WHAT YOU ARE ASKED TO DO: Your answer should repeat every line of the records below in which the word "إدارة" appears.
▼
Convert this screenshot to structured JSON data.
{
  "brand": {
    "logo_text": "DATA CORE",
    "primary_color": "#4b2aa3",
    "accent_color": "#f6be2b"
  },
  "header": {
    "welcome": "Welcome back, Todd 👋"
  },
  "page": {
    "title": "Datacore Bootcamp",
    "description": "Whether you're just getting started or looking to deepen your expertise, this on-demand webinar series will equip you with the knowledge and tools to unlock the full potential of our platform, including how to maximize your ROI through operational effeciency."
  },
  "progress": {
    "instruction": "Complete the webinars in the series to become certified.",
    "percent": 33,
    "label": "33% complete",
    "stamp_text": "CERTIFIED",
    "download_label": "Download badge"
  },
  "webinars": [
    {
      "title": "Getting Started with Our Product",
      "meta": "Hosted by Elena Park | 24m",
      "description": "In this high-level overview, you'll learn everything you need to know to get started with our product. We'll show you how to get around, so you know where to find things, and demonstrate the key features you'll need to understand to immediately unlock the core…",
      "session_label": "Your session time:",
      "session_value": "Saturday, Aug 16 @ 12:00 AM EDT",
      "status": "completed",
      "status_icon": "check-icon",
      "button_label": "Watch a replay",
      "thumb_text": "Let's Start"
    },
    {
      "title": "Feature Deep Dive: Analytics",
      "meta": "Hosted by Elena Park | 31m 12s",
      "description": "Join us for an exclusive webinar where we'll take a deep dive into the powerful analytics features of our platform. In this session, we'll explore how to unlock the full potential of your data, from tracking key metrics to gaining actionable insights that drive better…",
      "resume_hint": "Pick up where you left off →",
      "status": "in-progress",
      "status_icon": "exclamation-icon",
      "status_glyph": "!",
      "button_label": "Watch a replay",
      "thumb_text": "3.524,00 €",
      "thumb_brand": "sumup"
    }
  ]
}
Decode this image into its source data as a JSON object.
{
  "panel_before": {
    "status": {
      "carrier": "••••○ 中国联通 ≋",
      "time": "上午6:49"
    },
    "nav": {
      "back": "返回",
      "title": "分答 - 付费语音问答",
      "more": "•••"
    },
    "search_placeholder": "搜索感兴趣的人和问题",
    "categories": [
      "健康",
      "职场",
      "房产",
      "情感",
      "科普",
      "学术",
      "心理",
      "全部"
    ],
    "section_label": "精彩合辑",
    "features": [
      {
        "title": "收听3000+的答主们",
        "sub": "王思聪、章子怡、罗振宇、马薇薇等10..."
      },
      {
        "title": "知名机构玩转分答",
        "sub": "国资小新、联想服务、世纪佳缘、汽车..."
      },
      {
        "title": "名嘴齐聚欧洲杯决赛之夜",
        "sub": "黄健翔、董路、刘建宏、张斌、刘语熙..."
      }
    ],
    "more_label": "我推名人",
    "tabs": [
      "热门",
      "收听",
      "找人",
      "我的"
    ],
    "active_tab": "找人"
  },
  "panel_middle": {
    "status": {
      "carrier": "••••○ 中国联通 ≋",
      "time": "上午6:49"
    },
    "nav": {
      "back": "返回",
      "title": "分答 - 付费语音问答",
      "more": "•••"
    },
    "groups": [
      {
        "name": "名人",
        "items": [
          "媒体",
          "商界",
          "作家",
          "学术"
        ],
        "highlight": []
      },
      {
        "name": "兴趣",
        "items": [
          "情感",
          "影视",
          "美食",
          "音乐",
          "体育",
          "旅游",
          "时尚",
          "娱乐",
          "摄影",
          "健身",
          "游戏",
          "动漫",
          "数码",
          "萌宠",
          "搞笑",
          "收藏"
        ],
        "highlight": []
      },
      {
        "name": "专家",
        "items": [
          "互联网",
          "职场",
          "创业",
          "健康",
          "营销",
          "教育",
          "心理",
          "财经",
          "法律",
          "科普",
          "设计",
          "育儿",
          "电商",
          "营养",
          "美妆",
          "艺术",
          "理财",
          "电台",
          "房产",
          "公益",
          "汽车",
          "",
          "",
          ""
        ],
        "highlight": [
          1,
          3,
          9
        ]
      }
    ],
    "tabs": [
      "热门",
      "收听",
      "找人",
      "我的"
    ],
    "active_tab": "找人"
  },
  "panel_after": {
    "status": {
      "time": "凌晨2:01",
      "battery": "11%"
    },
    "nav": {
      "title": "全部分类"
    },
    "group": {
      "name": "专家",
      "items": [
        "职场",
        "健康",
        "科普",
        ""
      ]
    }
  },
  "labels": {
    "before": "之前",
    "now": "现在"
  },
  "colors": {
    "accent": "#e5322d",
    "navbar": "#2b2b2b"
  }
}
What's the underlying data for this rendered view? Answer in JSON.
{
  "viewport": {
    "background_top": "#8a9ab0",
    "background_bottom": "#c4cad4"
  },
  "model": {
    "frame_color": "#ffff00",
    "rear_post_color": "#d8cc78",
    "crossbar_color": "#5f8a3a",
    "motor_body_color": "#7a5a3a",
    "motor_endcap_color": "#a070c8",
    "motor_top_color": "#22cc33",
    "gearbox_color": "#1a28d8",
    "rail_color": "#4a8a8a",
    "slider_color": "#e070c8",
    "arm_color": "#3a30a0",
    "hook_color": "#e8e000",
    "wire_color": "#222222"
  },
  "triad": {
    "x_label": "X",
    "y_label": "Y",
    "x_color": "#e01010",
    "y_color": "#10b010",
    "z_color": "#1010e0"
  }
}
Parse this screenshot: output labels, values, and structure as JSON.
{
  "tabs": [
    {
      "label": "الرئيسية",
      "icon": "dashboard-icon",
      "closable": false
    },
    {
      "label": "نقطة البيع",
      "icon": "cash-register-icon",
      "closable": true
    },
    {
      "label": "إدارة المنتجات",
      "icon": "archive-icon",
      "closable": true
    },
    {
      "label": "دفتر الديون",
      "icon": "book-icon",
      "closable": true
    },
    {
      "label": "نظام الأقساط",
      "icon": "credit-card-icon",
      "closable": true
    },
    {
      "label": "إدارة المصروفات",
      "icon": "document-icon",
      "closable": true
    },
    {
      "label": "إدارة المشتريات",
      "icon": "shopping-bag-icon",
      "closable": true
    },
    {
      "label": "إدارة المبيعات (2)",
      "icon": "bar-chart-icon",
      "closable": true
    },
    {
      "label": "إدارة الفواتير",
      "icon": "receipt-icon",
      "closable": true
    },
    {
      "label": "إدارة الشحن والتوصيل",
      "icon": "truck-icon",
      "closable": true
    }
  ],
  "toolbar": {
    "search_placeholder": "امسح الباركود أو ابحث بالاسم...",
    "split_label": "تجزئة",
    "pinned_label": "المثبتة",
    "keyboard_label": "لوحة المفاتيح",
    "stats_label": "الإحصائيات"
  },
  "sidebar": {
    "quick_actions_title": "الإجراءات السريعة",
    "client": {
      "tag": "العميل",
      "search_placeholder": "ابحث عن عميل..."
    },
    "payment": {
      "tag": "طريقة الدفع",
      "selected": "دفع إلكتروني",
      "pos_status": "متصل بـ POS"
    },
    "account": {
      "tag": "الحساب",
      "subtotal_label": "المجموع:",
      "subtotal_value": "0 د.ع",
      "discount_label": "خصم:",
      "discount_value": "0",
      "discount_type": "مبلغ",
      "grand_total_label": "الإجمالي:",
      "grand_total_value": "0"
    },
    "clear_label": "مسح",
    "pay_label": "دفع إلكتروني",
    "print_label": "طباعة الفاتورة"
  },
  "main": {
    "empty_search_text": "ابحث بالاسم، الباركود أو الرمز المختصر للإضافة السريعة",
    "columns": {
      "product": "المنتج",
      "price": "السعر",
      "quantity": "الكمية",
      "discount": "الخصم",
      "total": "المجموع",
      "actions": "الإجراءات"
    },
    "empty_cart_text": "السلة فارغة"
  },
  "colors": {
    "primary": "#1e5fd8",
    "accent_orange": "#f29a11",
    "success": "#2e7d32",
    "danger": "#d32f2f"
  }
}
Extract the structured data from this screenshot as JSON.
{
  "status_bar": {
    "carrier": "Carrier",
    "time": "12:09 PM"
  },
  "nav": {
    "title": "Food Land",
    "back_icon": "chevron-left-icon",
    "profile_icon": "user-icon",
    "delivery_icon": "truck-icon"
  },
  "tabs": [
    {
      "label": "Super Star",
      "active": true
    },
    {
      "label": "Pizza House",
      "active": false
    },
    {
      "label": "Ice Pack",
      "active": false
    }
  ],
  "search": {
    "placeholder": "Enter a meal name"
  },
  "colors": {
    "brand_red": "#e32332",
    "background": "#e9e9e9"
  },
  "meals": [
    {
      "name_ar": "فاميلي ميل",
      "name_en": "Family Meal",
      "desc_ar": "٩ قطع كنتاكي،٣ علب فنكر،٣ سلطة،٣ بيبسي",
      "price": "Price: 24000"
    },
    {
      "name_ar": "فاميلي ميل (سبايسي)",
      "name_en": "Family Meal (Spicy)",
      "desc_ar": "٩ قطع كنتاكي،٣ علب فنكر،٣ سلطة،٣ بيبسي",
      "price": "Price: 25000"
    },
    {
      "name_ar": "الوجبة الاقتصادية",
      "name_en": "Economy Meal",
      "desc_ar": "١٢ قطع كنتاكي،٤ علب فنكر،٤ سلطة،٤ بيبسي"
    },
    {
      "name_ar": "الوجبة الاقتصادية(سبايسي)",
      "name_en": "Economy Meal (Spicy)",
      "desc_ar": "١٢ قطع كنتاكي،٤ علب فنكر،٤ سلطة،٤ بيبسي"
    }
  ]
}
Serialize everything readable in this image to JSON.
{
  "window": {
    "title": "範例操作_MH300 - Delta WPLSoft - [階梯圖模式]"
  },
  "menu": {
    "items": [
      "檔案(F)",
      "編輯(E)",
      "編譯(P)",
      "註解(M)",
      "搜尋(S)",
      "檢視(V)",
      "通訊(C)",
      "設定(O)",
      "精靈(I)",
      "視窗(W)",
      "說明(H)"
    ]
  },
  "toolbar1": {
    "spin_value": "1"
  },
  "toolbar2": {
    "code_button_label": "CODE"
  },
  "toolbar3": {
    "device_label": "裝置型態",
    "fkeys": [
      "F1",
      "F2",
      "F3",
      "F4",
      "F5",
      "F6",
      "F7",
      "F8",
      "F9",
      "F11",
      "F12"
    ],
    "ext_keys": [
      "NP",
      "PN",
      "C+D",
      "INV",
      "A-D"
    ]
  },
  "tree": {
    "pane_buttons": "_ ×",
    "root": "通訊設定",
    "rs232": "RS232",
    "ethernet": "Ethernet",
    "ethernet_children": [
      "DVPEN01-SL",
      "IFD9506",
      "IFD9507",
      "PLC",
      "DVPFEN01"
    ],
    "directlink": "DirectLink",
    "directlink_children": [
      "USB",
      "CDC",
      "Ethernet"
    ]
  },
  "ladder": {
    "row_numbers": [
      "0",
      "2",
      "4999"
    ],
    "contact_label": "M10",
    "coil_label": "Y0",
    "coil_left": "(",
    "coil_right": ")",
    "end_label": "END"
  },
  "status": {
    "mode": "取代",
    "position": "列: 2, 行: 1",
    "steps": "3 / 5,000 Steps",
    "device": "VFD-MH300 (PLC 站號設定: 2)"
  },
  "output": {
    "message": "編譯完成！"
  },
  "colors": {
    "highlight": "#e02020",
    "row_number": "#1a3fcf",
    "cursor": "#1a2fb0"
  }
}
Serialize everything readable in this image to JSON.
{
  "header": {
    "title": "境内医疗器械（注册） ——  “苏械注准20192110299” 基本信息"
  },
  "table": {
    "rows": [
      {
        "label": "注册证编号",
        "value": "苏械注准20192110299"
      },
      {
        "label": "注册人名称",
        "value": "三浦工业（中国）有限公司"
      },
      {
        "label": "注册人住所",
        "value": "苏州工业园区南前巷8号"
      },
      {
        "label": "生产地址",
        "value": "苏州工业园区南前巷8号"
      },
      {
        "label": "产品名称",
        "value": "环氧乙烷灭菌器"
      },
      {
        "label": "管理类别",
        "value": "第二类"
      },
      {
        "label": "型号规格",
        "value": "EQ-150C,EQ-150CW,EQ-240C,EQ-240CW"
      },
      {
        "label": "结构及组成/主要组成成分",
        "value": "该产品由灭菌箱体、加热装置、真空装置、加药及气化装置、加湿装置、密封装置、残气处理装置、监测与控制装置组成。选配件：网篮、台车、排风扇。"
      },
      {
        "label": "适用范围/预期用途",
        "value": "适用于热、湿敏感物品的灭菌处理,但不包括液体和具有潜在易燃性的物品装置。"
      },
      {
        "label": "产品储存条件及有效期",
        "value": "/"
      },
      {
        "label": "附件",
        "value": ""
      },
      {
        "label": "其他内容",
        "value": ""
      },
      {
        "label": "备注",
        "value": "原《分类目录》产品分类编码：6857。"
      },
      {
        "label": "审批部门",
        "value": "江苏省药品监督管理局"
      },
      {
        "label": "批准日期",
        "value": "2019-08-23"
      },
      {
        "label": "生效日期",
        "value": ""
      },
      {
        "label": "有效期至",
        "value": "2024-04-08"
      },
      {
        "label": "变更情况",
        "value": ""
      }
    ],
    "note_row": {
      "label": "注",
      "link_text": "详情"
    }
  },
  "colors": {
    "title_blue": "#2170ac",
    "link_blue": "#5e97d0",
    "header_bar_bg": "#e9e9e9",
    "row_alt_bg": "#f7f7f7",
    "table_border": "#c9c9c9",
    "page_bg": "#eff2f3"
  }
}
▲
RESPONSE BOX:
      "label": "إدارة المنتجات",
      "label": "إدارة المصروفات",
      "label": "إدارة المشتريات",
      "label": "إدارة المبيعات (2)",
      "label": "إدارة الفواتير",
      "label": "إدارة الشحن والتوصيل",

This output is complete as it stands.